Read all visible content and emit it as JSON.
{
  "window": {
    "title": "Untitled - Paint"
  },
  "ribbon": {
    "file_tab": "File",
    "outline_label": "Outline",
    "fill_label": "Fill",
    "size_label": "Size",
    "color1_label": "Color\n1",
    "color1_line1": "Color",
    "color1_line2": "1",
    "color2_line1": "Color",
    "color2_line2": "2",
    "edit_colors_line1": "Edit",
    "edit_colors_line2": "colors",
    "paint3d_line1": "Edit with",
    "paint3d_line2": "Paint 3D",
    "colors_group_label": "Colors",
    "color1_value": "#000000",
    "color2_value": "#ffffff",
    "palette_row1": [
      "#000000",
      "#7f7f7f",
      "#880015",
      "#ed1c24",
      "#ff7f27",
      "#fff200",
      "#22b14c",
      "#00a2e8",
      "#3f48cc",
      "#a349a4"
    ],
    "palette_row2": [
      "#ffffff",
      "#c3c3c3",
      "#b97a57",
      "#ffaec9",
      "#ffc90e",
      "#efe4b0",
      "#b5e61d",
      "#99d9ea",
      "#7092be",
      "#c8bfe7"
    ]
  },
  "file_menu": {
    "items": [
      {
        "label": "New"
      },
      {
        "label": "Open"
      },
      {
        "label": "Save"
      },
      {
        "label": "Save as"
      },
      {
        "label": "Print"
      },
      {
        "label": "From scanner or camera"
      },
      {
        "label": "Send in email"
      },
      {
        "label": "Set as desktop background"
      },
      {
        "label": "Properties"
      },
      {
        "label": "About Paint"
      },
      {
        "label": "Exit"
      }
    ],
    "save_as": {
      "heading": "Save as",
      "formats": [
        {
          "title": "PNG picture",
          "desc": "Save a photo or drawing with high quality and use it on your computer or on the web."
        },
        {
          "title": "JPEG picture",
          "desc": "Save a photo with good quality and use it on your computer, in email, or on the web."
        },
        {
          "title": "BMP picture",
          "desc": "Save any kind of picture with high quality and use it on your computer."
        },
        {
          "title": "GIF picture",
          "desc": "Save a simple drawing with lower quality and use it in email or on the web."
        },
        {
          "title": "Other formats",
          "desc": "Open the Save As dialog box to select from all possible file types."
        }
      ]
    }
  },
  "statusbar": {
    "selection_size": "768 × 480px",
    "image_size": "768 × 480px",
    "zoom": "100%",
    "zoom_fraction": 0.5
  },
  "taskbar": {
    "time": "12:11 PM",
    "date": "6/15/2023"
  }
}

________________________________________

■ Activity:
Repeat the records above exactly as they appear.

■ Output for this exercise:
Read all visible content and emit it as JSON.
{
  "window": {
    "title": "Untitled - Paint"
  },
  "ribbon": {
    "file_tab": "File",
    "outline_label": "Outline",
    "fill_label": "Fill",
    "size_label": "Size",
    "color1_label": "Color\n1",
    "color1_line1": "Color",
    "color1_line2": "1",
    "color2_line1": "Color",
    "color2_line2": "2",
    "edit_colors_line1": "Edit",
    "edit_colors_line2": "colors",
    "paint3d_line1": "Edit with",
    "paint3d_line2": "Paint 3D",
    "colors_group_label": "Colors",
    "color1_value": "#000000",
    "color2_value": "#ffffff",
    "palette_row1": [
      "#000000",
      "#7f7f7f",
      "#880015",
      "#ed1c24",
      "#ff7f27",
      "#fff200",
      "#22b14c",
      "#00a2e8",
      "#3f48cc",
      "#a349a4"
    ],
    "palette_row2": [
      "#ffffff",
      "#c3c3c3",
      "#b97a57",
      "#ffaec9",
      "#ffc90e",
      "#efe4b0",
      "#b5e61d",
      "#99d9ea",
      "#7092be",
      "#c8bfe7"
    ]
  },
  "file_menu": {
    "items": [
      {
        "label": "New"
      },
      {
        "label": "Open"
      },
      {
        "label": "Save"
      },
      {
        "label": "Save as"
      },
      {
        "label": "Print"
      },
      {
        "label": "From scanner or camera"
      },
      {
        "label": "Send in email"
      },
      {
        "label": "Set as desktop background"
      },
      {
        "label": "Properties"
      },
      {
        "label": "About Paint"
      },
      {
        "label": "Exit"
      }
    ],
    "save_as": {
      "heading": "Save as",
      "formats": [
        {
          "title": "PNG picture",
          "desc": "Save a photo or drawing with high quality and use it on your computer or on the web."
        },
        {
          "title": "JPEG picture",
          "desc": "Save a photo with good quality and use it on your computer, in email, or on the web."
        },
        {
          "title": "BMP picture",
          "desc": "Save any kind of picture with high quality and use it on your computer."
        },
        {
          "title": "GIF picture",
          "desc": "Save a simple drawing with lower quality and use it in email or on the web."
        },
        {
          "title": "Other formats",
          "desc": "Open the Save As dialog box to select from all possible file types."
        }
      ]
    }
  },
  "statusbar": {
    "selection_size": "768 × 480px",
    "image_size": "768 × 480px",
    "zoom": "100%",
    "zoom_fraction": 0.5
  },
  "taskbar": {
    "time": "12:11 PM",
    "date": "6/15/2023"
  }
}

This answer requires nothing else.